### TASK DETAILS
Give the records again exactly, with every character kept.

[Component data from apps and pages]
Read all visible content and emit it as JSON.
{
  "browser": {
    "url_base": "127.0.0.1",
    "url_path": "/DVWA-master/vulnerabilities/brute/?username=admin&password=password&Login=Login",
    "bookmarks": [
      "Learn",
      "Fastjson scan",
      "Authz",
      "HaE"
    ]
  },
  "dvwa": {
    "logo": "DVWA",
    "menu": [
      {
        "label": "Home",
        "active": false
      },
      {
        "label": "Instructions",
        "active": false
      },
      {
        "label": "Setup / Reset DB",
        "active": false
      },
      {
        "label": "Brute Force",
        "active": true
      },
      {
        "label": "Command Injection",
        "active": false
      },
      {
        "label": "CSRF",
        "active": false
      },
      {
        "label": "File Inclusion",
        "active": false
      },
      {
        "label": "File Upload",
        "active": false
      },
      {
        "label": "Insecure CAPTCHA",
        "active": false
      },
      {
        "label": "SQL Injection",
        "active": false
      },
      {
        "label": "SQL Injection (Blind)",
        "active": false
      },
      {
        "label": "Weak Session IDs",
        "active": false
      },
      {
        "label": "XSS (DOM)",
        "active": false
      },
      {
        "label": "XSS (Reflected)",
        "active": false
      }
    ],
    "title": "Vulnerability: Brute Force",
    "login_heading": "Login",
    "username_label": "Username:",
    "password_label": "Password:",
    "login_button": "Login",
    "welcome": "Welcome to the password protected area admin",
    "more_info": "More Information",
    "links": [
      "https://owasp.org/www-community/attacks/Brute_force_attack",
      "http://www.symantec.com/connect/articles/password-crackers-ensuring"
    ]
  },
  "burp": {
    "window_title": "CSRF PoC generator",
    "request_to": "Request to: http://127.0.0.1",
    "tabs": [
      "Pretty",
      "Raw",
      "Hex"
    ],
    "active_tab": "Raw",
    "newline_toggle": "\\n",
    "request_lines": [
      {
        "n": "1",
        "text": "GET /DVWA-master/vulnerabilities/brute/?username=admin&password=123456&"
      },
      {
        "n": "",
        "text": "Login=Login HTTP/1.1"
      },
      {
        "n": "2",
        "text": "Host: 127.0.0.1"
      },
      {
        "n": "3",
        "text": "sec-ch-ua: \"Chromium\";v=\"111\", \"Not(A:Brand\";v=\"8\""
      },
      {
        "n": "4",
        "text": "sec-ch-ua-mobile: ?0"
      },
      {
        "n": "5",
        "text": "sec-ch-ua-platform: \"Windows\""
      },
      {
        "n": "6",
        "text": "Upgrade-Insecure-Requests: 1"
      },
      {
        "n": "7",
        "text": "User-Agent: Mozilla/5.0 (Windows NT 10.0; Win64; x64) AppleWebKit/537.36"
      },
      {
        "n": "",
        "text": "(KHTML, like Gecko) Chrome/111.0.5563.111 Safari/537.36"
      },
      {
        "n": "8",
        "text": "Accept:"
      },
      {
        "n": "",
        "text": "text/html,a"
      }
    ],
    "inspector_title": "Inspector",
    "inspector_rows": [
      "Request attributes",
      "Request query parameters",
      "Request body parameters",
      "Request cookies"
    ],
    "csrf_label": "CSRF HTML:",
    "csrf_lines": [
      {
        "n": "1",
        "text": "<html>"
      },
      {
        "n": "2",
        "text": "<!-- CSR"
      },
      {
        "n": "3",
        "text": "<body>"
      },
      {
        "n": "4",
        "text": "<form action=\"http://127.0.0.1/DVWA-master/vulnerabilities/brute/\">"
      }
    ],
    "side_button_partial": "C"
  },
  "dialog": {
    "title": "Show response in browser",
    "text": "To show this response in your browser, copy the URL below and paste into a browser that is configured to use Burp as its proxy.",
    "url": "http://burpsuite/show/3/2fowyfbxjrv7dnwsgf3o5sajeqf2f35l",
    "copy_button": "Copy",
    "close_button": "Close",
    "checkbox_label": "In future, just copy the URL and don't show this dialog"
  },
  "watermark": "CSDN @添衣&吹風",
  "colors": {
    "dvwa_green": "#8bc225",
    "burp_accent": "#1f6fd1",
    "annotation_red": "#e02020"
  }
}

### EXERCISE ANSWER
Read all visible content and emit it as JSON.
{
  "browser": {
    "url_base": "127.0.0.1",
    "url_path": "/DVWA-master/vulnerabilities/brute/?username=admin&password=password&Login=Login",
    "bookmarks": [
      "Learn",
      "Fastjson scan",
      "Authz",
      "HaE"
    ]
  },
  "dvwa": {
    "logo": "DVWA",
    "menu": [
      {
        "label": "Home",
        "active": false
      },
      {
        "label": "Instructions",
        "active": false
      },
      {
        "label": "Setup / Reset DB",
        "active": false
      },
      {
        "label": "Brute Force",
        "active": true
      },
      {
        "label": "Command Injection",
        "active": false
      },
      {
        "label": "CSRF",
        "active": false
      },
      {
        "label": "File Inclusion",
        "active": false
      },
      {
        "label": "File Upload",
        "active": false
      },
      {
        "label": "Insecure CAPTCHA",
        "active": false
      },
      {
        "label": "SQL Injection",
        "active": false
      },
      {
        "label": "SQL Injection (Blind)",
        "active": false
      },
      {
        "label": "Weak Session IDs",
        "active": false
      },
      {
        "label": "XSS (DOM)",
        "active": false
      },
      {
        "label": "XSS (Reflected)",
        "active": false
      }
    ],
    "title": "Vulnerability: Brute Force",
    "login_heading": "Login",
    "username_label": "Username:",
    "password_label": "Password:",
    "login_button": "Login",
    "welcome": "Welcome to the password protected area admin",
    "more_info": "More Information",
    "links": [
      "https://owasp.org/www-community/attacks/Brute_force_attack",
      "http://www.symantec.com/connect/articles/password-crackers-ensuring"
    ]
  },
  "burp": {
    "window_title": "CSRF PoC generator",
    "request_to": "Request to: http://127.0.0.1",
    "tabs": [
      "Pretty",
      "Raw",
      "Hex"
    ],
    "active_tab": "Raw",
    "newline_toggle": "\\n",
    "request_lines": [
      {
        "n": "1",
        "text": "GET /DVWA-master/vulnerabilities/brute/?username=admin&password=123456&"
      },
      {
        "n": "",
        "text": "Login=Login HTTP/1.1"
      },
      {
        "n": "2",
        "text": "Host: 127.0.0.1"
      },
      {
        "n": "3",
        "text": "sec-ch-ua: \"Chromium\";v=\"111\", \"Not(A:Brand\";v=\"8\""
      },
      {
        "n": "4",
        "text": "sec-ch-ua-mobile: ?0"
      },
      {
        "n": "5",
        "text": "sec-ch-ua-platform: \"Windows\""
      },
      {
        "n": "6",
        "text": "Upgrade-Insecure-Requests: 1"
      },
      {
        "n": "7",
        "text": "User-Agent: Mozilla/5.0 (Windows NT 10.0; Win64; x64) AppleWebKit/537.36"
      },
      {
        "n": "",
        "text": "(KHTML, like Gecko) Chrome/111.0.5563.111 Safari/537.36"
      },
      {
        "n": "8",
        "text": "Accept:"
      },
      {
        "n": "",
        "text": "text/html,a"
      }
    ],
    "inspector_title": "Inspector",
    "inspector_rows": [
      "Request attributes",
      "Request query parameters",
      "Request body parameters",
      "Request cookies"
    ],
    "csrf_label": "CSRF HTML:",
    "csrf_lines": [
      {
        "n": "1",
        "text": "<html>"
      },
      {
        "n": "2",
        "text": "<!-- CSR"
      },
      {
        "n": "3",
        "text": "<body>"
      },
      {
        "n": "4",
        "text": "<form action=\"http://127.0.0.1/DVWA-master/vulnerabilities/brute/\">"
      }
    ],
    "side_button_partial": "C"
  },
  "dialog": {
    "title": "Show response in browser",
    "text": "To show this response in your browser, copy the URL below and paste into a browser that is configured to use Burp as its proxy.",
    "url": "http://burpsuite/show/3/2fowyfbxjrv7dnwsgf3o5sajeqf2f35l",
    "copy_button": "Copy",
    "close_button": "Close",
    "checkbox_label": "In future, just copy the URL and don't show this dialog"
  },
  "watermark": "CSDN @添衣&吹風",
  "colors": {
    "dvwa_green": "#8bc225",
    "burp_accent": "#1f6fd1",
    "annotation_red": "#e02020"
  }
}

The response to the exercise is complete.